• _AIM OF THE EXERCISE_
The expected output is the complete listing, unchanged.

+ + + + + + +

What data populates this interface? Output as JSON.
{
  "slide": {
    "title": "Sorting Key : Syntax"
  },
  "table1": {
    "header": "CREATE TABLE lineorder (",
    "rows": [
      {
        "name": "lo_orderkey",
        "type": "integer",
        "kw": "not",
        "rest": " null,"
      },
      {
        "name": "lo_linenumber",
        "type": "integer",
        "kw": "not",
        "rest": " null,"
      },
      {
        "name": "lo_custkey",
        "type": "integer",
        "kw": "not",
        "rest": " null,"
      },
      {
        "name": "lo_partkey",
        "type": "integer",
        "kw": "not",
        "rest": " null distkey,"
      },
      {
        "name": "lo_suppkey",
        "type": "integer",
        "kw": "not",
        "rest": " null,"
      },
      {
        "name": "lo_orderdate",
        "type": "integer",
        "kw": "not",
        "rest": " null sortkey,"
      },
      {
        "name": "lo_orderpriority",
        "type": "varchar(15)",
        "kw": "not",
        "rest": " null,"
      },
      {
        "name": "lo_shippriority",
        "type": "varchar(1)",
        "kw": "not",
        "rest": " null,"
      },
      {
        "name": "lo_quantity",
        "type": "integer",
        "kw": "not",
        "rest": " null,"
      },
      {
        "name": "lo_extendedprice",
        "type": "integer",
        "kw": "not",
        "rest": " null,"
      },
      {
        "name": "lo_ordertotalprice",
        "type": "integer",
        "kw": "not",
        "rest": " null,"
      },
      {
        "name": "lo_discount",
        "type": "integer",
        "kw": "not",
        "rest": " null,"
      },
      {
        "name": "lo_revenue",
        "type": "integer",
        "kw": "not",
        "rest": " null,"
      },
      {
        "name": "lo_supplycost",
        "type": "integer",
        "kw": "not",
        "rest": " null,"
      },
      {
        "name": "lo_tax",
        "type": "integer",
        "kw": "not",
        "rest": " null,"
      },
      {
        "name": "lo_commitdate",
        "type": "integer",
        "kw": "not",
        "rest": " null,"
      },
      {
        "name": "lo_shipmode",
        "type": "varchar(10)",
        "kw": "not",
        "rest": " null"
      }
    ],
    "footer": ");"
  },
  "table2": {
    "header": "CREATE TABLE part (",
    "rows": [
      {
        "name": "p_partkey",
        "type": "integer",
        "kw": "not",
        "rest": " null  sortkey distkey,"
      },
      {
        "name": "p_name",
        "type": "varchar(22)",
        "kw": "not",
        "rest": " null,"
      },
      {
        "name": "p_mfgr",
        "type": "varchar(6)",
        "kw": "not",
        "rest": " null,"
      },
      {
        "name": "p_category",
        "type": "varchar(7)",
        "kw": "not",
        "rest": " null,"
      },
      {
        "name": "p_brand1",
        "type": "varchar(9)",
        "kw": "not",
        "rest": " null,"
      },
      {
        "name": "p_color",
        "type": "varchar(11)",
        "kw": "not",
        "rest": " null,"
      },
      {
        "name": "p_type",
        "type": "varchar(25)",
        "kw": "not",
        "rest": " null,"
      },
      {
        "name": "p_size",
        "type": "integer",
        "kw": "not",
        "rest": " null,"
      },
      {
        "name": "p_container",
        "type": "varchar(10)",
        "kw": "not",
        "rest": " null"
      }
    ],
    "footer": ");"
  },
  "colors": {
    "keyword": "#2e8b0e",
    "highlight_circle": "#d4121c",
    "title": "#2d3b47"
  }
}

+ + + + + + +

• _ANSWER_
What data populates this interface? Output as JSON.
{
  "slide": {
    "title": "Sorting Key : Syntax"
  },
  "table1": {
    "header": "CREATE TABLE lineorder (",
    "rows": [
      {
        "name": "lo_orderkey",
        "type": "integer",
        "kw": "not",
        "rest": " null,"
      },
      {
        "name": "lo_linenumber",
        "type": "integer",
        "kw": "not",
        "rest": " null,"
      },
      {
        "name": "lo_custkey",
        "type": "integer",
        "kw": "not",
        "rest": " null,"
      },
      {
        "name": "lo_partkey",
        "type": "integer",
        "kw": "not",
        "rest": " null distkey,"
      },
      {
        "name": "lo_suppkey",
        "type": "integer",
        "kw": "not",
        "rest": " null,"
      },
      {
        "name": "lo_orderdate",
        "type": "integer",
        "kw": "not",
        "rest": " null sortkey,"
      },
      {
        "name": "lo_orderpriority",
        "type": "varchar(15)",
        "kw": "not",
        "rest": " null,"
      },
      {
        "name": "lo_shippriority",
        "type": "varchar(1)",
        "kw": "not",
        "rest": " null,"
      },
      {
        "name": "lo_quantity",
        "type": "integer",
        "kw": "not",
        "rest": " null,"
      },
      {
        "name": "lo_extendedprice",
        "type": "integer",
        "kw": "not",
        "rest": " null,"
      },
      {
        "name": "lo_ordertotalprice",
        "type": "integer",
        "kw": "not",
        "rest": " null,"
      },
      {
        "name": "lo_discount",
        "type": "integer",
        "kw": "not",
        "rest": " null,"
      },
      {
        "name": "lo_revenue",
        "type": "integer",
        "kw": "not",
        "rest": " null,"
      },
      {
        "name": "lo_supplycost",
        "type": "integer",
        "kw": "not",
        "rest": " null,"
      },
      {
        "name": "lo_tax",
        "type": "integer",
        "kw": "not",
        "rest": " null,"
      },
      {
        "name": "lo_commitdate",
        "type": "integer",
        "kw": "not",
        "rest": " null,"
      },
      {
        "name": "lo_shipmode",
        "type": "varchar(10)",
        "kw": "not",
        "rest": " null"
      }
    ],
    "footer": ");"
  },
  "table2": {
    "header": "CREATE TABLE part (",
    "rows": [
      {
        "name": "p_partkey",
        "type": "integer",
        "kw": "not",
        "rest": " null  sortkey distkey,"
      },
      {
        "name": "p_name",
        "type": "varchar(22)",
        "kw": "not",
        "rest": " null,"
      },
      {
        "name": "p_mfgr",
        "type": "varchar(6)",
        "kw": "not",
        "rest": " null,"
      },
      {
        "name": "p_category",
        "type": "varchar(7)",
        "kw": "not",
        "rest": " null,"
      },
      {
        "name": "p_brand1",
        "type": "varchar(9)",
        "kw": "not",
        "rest": " null,"
      },
      {
        "name": "p_color",
        "type": "varchar(11)",
        "kw": "not",
        "rest": " null,"
      },
      {
        "name": "p_type",
        "type": "varchar(25)",
        "kw": "not",
        "rest": " null,"
      },
      {
        "name": "p_size",
        "type": "integer",
        "kw": "not",
        "rest": " null,"
      },
      {
        "name": "p_container",
        "type": "varchar(10)",
        "kw": "not",
        "rest": " null"
      }
    ],
    "footer": ");"
  },
  "colors": {
    "keyword": "#2e8b0e",
    "highlight_circle": "#d4121c",
    "title": "#2d3b47"
  }
}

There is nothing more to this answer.